Every line below that contains the word "Ninh" must be copied.
[Opening Source material section]
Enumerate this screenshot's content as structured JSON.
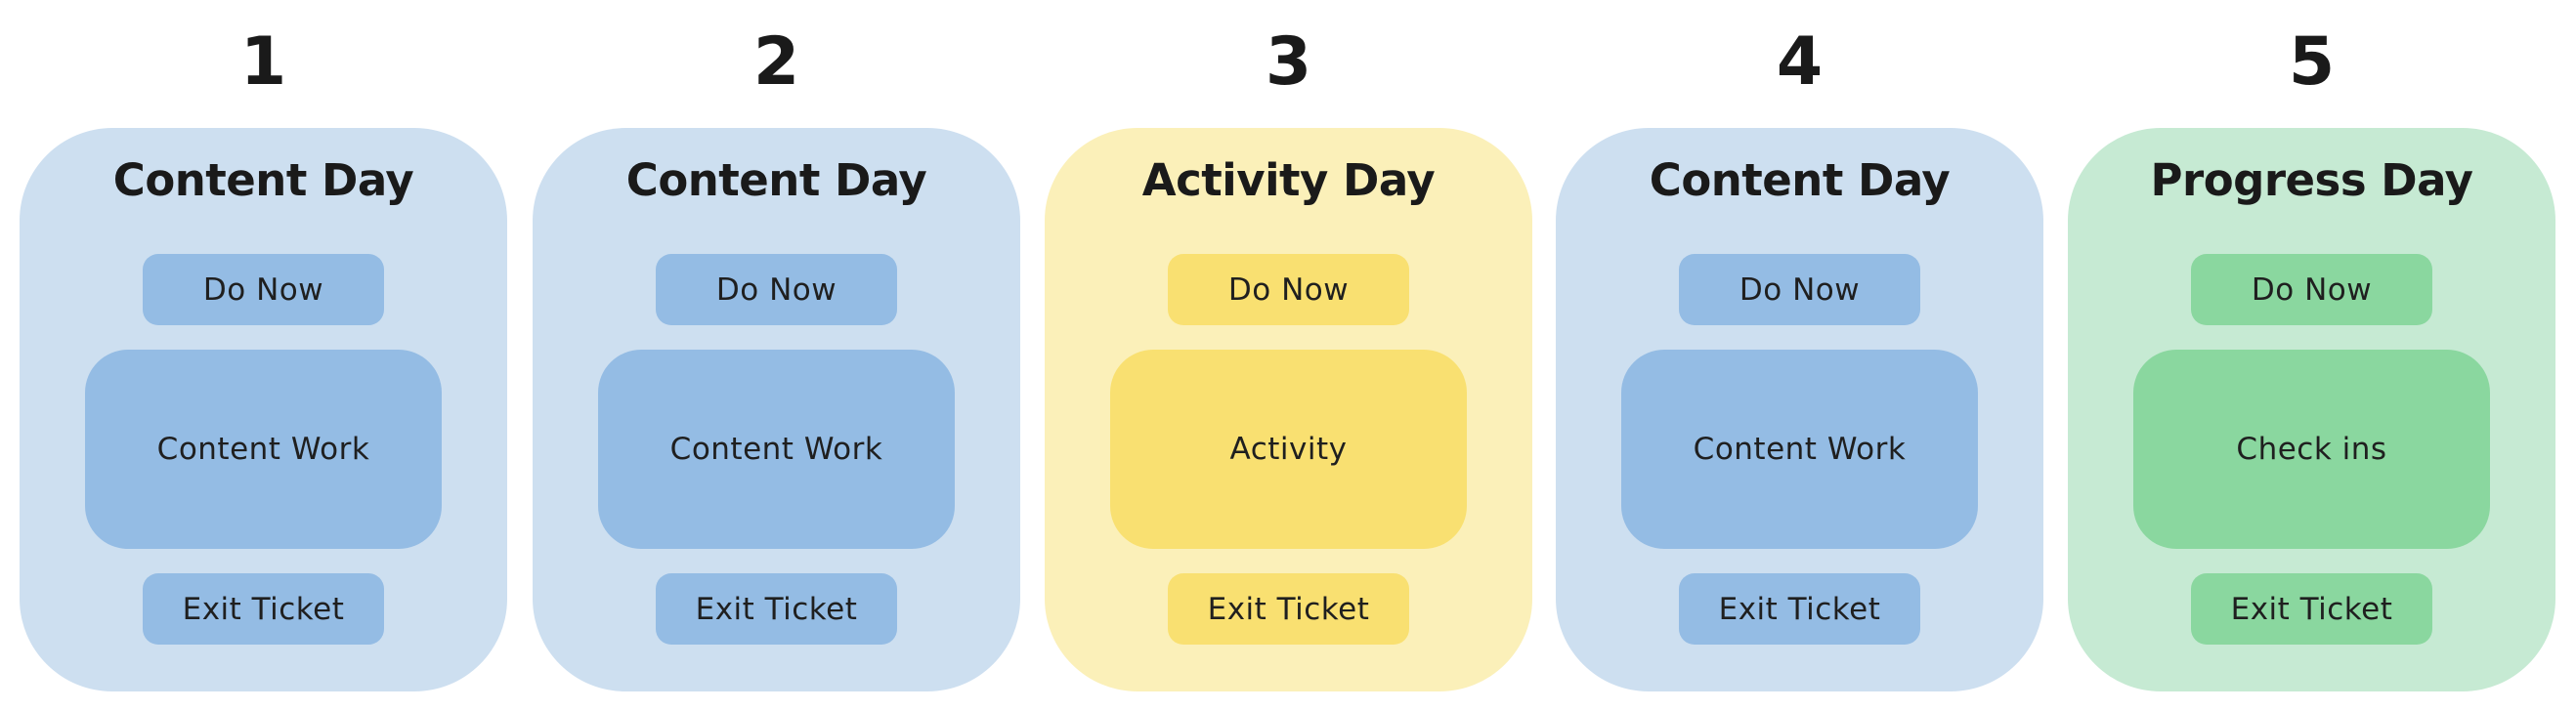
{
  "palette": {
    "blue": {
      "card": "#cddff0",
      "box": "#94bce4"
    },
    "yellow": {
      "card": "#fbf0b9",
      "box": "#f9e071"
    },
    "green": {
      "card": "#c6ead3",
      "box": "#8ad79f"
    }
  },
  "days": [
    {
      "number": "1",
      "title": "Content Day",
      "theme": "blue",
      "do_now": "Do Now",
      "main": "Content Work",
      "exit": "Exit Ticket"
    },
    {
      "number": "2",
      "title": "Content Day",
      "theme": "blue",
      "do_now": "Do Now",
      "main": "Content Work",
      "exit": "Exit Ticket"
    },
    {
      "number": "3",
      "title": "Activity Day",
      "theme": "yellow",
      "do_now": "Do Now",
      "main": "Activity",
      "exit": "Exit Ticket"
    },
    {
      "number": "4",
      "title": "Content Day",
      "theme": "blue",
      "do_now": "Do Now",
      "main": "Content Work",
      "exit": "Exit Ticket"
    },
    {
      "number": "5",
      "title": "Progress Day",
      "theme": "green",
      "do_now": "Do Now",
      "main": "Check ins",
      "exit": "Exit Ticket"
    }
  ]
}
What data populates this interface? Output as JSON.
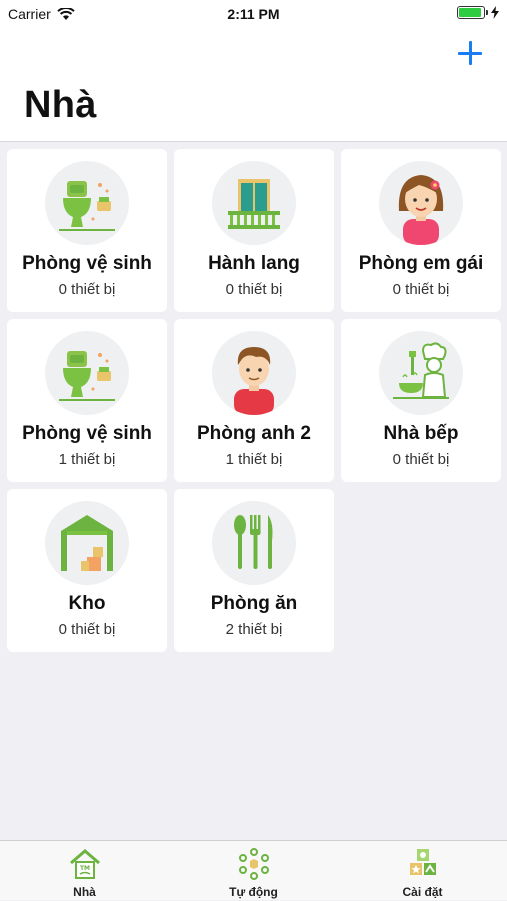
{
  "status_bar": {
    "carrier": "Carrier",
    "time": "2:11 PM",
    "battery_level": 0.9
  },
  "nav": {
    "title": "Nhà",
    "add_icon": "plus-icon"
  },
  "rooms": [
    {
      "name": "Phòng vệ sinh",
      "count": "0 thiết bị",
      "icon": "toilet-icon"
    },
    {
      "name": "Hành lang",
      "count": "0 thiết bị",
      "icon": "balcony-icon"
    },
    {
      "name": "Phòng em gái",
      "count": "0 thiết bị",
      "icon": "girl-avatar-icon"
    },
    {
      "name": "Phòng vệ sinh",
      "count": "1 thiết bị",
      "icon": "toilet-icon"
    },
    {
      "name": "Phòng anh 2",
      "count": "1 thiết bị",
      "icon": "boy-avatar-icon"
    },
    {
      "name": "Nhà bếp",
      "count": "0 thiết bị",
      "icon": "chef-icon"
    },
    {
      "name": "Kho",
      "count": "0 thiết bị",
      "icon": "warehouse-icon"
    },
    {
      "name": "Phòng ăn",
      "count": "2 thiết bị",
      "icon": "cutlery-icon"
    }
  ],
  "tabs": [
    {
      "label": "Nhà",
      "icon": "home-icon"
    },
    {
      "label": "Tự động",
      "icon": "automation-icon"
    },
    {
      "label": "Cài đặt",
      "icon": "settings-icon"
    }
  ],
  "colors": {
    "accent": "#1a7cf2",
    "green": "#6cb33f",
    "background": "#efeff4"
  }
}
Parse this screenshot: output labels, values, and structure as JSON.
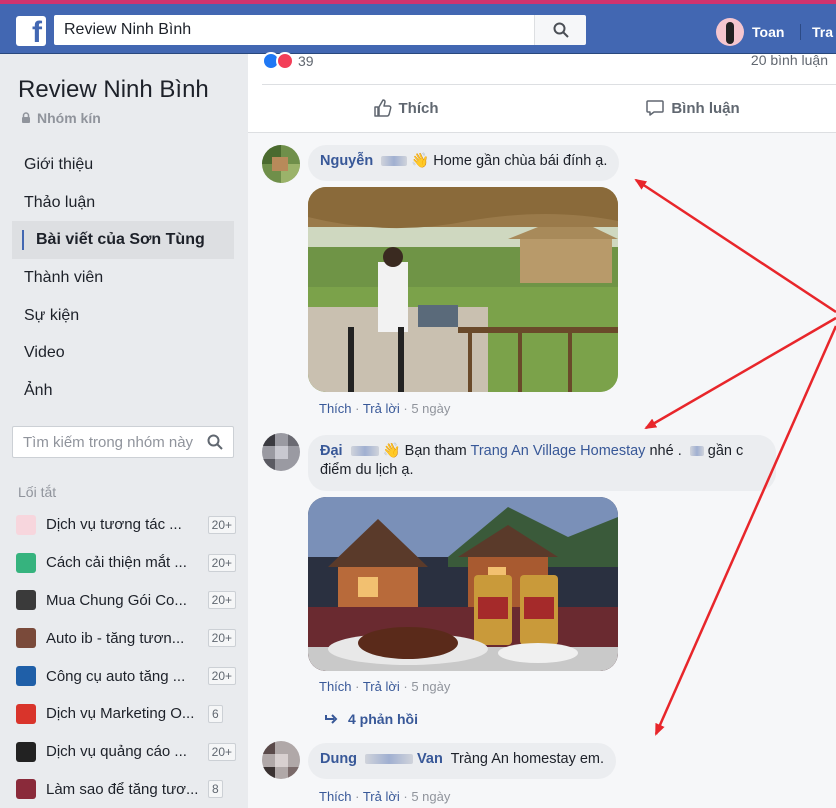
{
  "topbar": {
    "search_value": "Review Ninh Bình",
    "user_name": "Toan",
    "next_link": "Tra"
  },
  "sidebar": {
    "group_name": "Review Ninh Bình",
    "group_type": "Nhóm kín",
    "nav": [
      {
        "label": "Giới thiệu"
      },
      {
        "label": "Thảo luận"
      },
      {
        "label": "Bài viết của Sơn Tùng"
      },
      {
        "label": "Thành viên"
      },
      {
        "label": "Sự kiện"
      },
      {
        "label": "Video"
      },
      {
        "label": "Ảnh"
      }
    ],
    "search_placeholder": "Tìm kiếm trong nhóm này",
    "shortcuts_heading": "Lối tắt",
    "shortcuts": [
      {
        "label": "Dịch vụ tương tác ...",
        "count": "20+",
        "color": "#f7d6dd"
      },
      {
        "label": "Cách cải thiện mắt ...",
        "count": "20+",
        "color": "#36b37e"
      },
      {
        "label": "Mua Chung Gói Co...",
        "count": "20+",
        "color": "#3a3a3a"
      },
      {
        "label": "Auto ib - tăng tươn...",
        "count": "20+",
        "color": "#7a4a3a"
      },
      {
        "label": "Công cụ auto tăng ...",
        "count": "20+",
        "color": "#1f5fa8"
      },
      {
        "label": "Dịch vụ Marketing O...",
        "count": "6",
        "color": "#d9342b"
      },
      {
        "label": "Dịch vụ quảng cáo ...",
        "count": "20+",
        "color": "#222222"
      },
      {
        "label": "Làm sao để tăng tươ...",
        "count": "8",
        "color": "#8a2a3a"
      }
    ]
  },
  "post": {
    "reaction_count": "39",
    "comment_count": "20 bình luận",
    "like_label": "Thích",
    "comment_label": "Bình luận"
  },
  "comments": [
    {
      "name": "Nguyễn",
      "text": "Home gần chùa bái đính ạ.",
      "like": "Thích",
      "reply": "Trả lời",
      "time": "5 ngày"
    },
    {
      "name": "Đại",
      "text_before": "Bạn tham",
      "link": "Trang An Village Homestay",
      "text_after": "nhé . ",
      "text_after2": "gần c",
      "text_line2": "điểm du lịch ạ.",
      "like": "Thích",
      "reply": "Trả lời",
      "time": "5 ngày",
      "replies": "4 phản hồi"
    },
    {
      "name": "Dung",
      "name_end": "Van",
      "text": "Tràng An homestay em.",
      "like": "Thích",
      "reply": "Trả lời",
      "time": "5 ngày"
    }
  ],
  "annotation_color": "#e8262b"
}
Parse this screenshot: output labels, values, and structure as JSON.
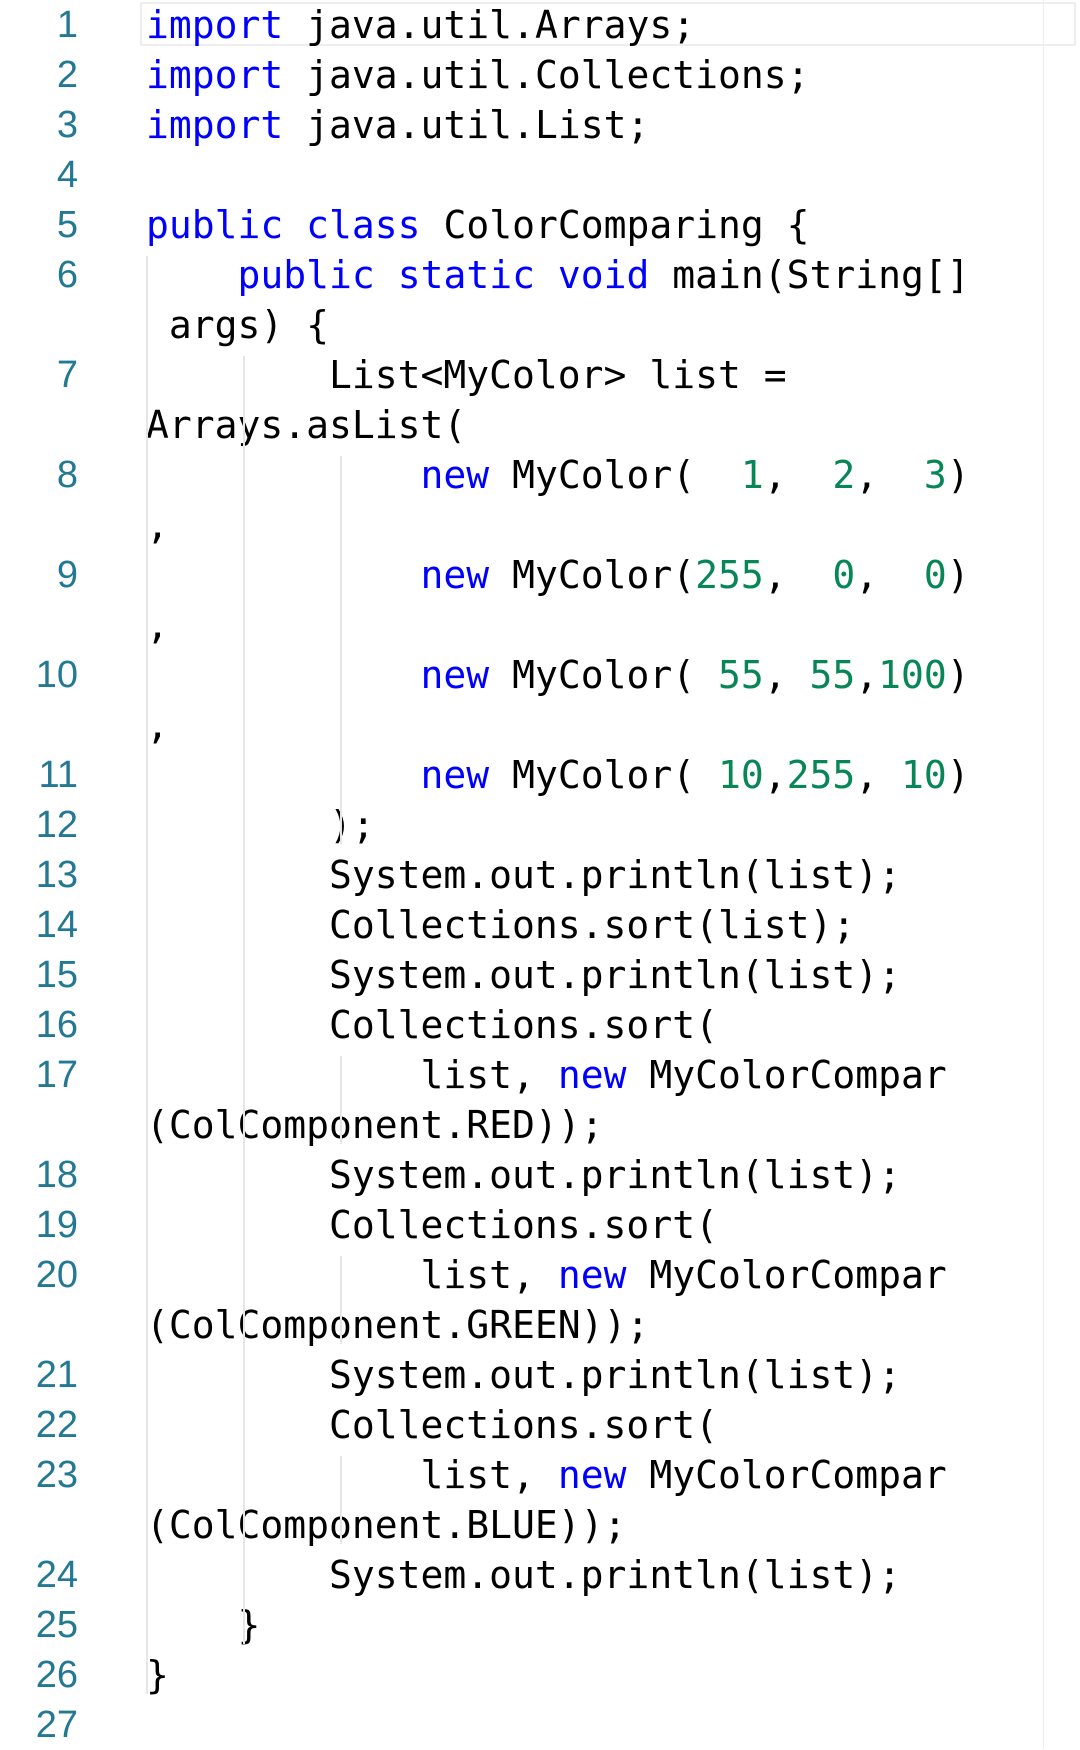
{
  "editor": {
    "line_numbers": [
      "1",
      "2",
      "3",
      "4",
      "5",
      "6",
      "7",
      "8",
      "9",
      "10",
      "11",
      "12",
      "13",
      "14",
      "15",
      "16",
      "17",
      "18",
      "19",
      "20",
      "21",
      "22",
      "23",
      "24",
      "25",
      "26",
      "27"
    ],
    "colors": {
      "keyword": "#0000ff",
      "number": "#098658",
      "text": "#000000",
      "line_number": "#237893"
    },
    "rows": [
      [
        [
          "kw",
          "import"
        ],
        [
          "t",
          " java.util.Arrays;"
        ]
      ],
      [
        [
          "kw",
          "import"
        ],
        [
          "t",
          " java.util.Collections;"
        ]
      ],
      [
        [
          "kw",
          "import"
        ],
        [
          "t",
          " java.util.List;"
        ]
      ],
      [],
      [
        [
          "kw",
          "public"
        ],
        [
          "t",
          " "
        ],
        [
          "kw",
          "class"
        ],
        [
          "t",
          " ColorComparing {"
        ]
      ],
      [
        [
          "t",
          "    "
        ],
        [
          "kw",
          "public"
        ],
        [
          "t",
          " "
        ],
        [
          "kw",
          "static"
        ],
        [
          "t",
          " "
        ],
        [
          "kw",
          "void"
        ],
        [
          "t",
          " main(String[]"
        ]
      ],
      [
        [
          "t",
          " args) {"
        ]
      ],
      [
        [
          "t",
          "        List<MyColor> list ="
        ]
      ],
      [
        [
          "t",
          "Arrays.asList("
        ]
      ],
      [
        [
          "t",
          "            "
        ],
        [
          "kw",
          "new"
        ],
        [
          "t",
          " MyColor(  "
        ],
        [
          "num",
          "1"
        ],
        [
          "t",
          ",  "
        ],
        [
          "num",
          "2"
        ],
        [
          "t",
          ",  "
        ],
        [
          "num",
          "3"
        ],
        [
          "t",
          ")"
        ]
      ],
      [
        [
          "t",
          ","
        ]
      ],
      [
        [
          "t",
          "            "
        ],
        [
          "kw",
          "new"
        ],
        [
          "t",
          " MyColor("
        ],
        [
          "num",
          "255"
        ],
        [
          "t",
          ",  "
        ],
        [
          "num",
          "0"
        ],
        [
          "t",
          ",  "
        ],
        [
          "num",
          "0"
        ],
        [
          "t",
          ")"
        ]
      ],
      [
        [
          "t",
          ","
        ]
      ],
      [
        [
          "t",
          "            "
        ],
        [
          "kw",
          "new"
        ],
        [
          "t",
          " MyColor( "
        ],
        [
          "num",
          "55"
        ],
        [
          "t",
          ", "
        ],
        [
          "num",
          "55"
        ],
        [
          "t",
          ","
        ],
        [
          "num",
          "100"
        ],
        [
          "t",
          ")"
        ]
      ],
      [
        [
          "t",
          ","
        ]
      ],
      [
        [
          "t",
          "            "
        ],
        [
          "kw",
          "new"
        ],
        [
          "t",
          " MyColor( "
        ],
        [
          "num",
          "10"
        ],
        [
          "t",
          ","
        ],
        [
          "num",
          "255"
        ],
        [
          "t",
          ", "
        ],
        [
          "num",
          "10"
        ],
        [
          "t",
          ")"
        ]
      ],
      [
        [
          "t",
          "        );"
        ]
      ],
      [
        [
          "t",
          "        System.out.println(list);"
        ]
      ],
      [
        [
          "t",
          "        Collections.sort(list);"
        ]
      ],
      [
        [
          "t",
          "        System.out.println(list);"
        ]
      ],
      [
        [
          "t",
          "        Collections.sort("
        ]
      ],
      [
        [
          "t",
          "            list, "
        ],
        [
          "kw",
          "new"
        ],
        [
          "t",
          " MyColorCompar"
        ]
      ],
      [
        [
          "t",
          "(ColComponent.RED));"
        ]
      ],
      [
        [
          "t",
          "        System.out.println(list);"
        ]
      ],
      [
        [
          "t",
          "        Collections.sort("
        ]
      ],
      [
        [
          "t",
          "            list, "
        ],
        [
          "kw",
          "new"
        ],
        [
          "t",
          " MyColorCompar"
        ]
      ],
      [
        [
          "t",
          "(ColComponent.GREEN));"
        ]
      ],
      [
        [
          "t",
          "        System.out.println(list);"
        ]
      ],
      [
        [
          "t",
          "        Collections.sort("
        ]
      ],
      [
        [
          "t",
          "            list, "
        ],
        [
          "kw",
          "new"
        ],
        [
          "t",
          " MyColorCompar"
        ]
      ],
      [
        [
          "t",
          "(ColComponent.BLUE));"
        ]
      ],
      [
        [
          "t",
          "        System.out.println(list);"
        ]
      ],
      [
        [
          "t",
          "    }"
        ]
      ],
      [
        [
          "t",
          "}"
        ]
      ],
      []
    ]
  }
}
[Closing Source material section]
Your solution:
    "search_value": "Review Ninh Bình",
    "group_name": "Review Ninh Bình",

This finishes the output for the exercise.